“We deal with people that live in the moment and for the moment.” “Their decision to start, stay in school or quit school is based mor on emotion than logic.” “Pain is the greater motivator in the short term.” These are the words on the sales training pamphlet from Vatterott College. This is what their recruiters think when they call prospective students.
To see what it would be like to get a call from a recruiter, I submitted my phone number to one of the colleges while checking out their online customer forms. Some days later I received a call. “Let’s talk about your future,” the operator said. I replied, “Oh, that’s ok, I was just fiddling with your online forms.” “So, you don’t want to invest in your future with a four year degree?”
Of course, I already have a four year degree and am currently in law school. Needless to say, the comment “invest in your future” did not resonate with me, but I could see why it would make it hard to simply say “no” for some people.
For-Profit colleges have been accused of nasty recruiting tactics. These tactics rely on triggering fear and pain to convince potential students to sign up. So far, this may not be bad if the students who graduated were greeted with jobs. But that is not always the case.
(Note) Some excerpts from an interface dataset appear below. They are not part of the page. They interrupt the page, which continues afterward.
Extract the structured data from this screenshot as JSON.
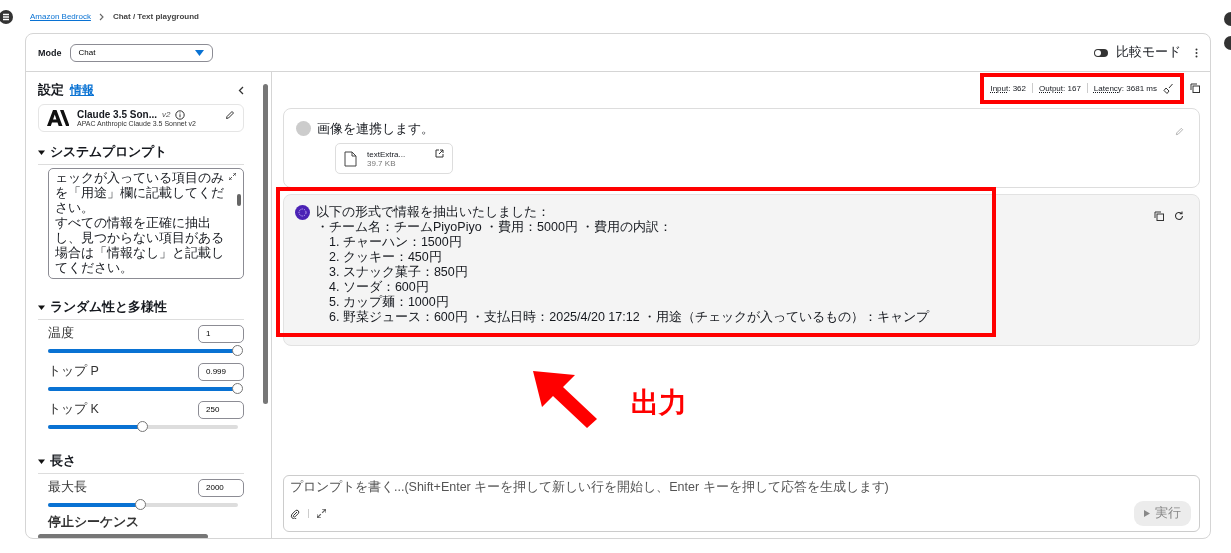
{
  "breadcrumb": {
    "link": "Amazon Bedrock",
    "current": "Chat / Text playground"
  },
  "header": {
    "mode_label": "Mode",
    "mode_value": "Chat",
    "compare_label": "比較モード",
    "compare_on": false
  },
  "sidebar": {
    "title": "設定",
    "info_link": "情報",
    "model": {
      "name": "Claude 3.5 Son...",
      "version": "v2",
      "subtitle": "APAC Anthropic Claude 3.5 Sonnet v2"
    },
    "sections": [
      {
        "title": "システムプロンプト",
        "expanded": true,
        "kind": "prompt",
        "lines": [
          "ェックが入っている項目のみを「用途」欄に記載してください。",
          "すべての情報を正確に抽出し、見つからない項目がある場合は「情報なし」と記載してください。"
        ]
      },
      {
        "title": "ランダム性と多様性",
        "expanded": true,
        "kind": "params",
        "params": [
          {
            "label": "温度",
            "value": "1",
            "level": 1.0
          },
          {
            "label": "トップ P",
            "value": "0.999",
            "level": 0.999
          },
          {
            "label": "トップ K",
            "value": "250",
            "level": 0.5
          }
        ]
      },
      {
        "title": "長さ",
        "expanded": true,
        "kind": "params",
        "params": [
          {
            "label": "最大長",
            "value": "2000",
            "level": 0.49
          }
        ],
        "footer": "停止シーケンス"
      }
    ]
  },
  "metrics": {
    "highlighted": true,
    "items": [
      {
        "label": "Input",
        "value": ": 362"
      },
      {
        "label": "Output",
        "value": ": 167"
      },
      {
        "label": "Latency",
        "value": ": 3681 ms"
      }
    ]
  },
  "user_message": {
    "text": "画像を連携します。",
    "attachment": {
      "name": "textExtra...",
      "size": "39.7 KB"
    }
  },
  "response": {
    "highlighted": true,
    "lines": [
      {
        "kind": "text",
        "text": "以下の形式で情報を抽出いたしました："
      },
      {
        "kind": "text",
        "text": "・チーム名：チームPiyoPiyo ・費用：5000円 ・費用の内訳："
      },
      {
        "kind": "item",
        "text": "1. チャーハン：1500円"
      },
      {
        "kind": "item",
        "text": "2. クッキー：450円"
      },
      {
        "kind": "item",
        "text": "3. スナック菓子：850円"
      },
      {
        "kind": "item",
        "text": "4. ソーダ：600円"
      },
      {
        "kind": "item",
        "text": "5. カップ麺：1000円"
      },
      {
        "kind": "item",
        "text": "6. 野菜ジュース：600円 ・支払日時：2025/4/20 17:12 ・用途（チェックが入っているもの）：キャンプ"
      }
    ]
  },
  "annotation": {
    "label": "出力"
  },
  "composer": {
    "placeholder": "プロンプトを書く...(Shift+Enter キーを押して新しい行を開始し、Enter キーを押して応答を生成します)",
    "run_label": "実行",
    "run_disabled": true
  }
}
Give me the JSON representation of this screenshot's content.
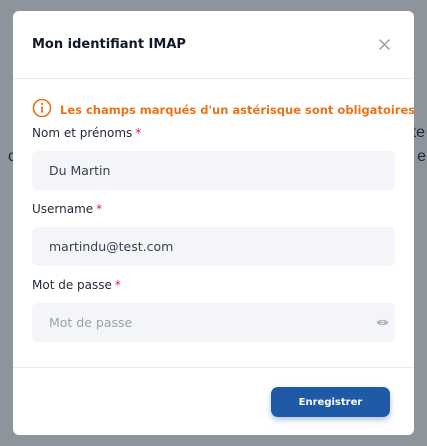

The fear in Congress is that veterans are being unfairly targeted because of their GI Bill benefits. When veterans use up their benefits on these universities, they are not as successful in finding work as veterans graduating from brick and mortar universities. Or rather, this is the fear of Congress.
In 1998, Congress changed the law to allow 90-10 split between federal aid and money that comes from outside of the federal allocations. The GI Bill, since it comes from veterans, is counted as the 10 percent. Legislators are concerned veterans are inappropriately targeted by recruiters for that reason. New legislation would stop that. The GI Bill would no longer count toward that 10 percent and the split would become 85-15.
In looking at the facts at both sides of the argument, it reminded me of a skit from Monty Python and the Holy Grail. There were some facts, some fear, and a lot of unanswered questions. So, should we burn all For-Profit colleges at the stake?
Sir Bedevere: There are ways of telling whether she is a witch.
Peasant 1: Are there? Oh well, tell us.
Sir Bedevere: Tell me. What do you do with witches?
Peasant 1: Burn them.
Sir Bedevere: And what do you burn, apart from witches?
Peasant 1: More witches.
Peasant 2: Wood.
Sir Bedevere: Good. Now, why do witches burn?
Peasant 3: …because they’re made of… wood?
Sir Bedevere: Good. So how do you tell whether she is made of wood?
Peasant 1: Build a bridge out of her.
Yes. Let’s build a bridge out of them. Rather than revisit the arguments presented, we decided to ask veterans what veterans should be allowed to do with their benefits (Huffington Post: Romney Has Some Great Friends Who Are For-Profit College Owners).
One veteran wrote, “We earned it!” in response to the idea of the government stepping in to tell veterans where they should spend their money. Another wrote, “If they are truly subpar programs, then they should not get funded.” Finally another wrote, “Our service people gave their all for us. We should allow them to choose the college of their choosing.”
How could veterans seem to be so opposed to the hysteria? “Let us choose.” “We earned it.” Veterans were telling me that they are smart enough and responsible enough to choose for themselves.
However, the legislation was not preventing veterans from attending For-Profit colleges. It was merely changing the incentive to recruit veterans so that all students would be equally pursued. Or, at least that’s what it appeared to be on the surface. But, is the witch made of wood?
We are heading to Washington D.C. to look into the matter. My hunch is that we will find facts that support some of the colleges but not others. I am concerned that the tuition prices are much higher than they should be for distance learning.
In theory, distance learning is supposed to create economies of scale, offering high quality educations at more affordable prices to more students. Currently, tuition costs appear to be as high as traditional nonprofit colleges. But when a witch is made of wood, perhaps inflated tuition is ok. If there were jobs at the end of the rainbow for all college grads, this issue would be moot. Unfortunately, that is not the case for now and jobs are essential. Plus, not finding work makes it impossible to pay your federally backed student loans.
We’ll get back to you with our investigation. According to the Monty Python skit, for those who are curious, this is what we do with witches:
Sir Bedevere: But can you not also build bridges out of stone?
Peasant 1: Oh yeah.
Sir Bedevere: Does wood sink in water?
Peasant 1: No, no, it floats!… It floats! Throw her into the pond!
Sir Bedevere: No, no. What else floats in water?
Peasant 1: Bread.
Peasant 2: Apples.
Peasant 3: Very small rocks.
Peasant 1: Cider.
Peasant 2: Gravy.
Peasant 3: Cherries.
Peasant 1: Mud.
Peasant 2: Churches.
Peasant 3: Lead! Lead!
King Arthur: A Duck.
Sir Bedevere: …Exactly. So, logically…
Peasant 1: If she weighed the same as a duck… she’s made of wood.
Sir Bedevere: And therefore…
Peasant 2: …A witch!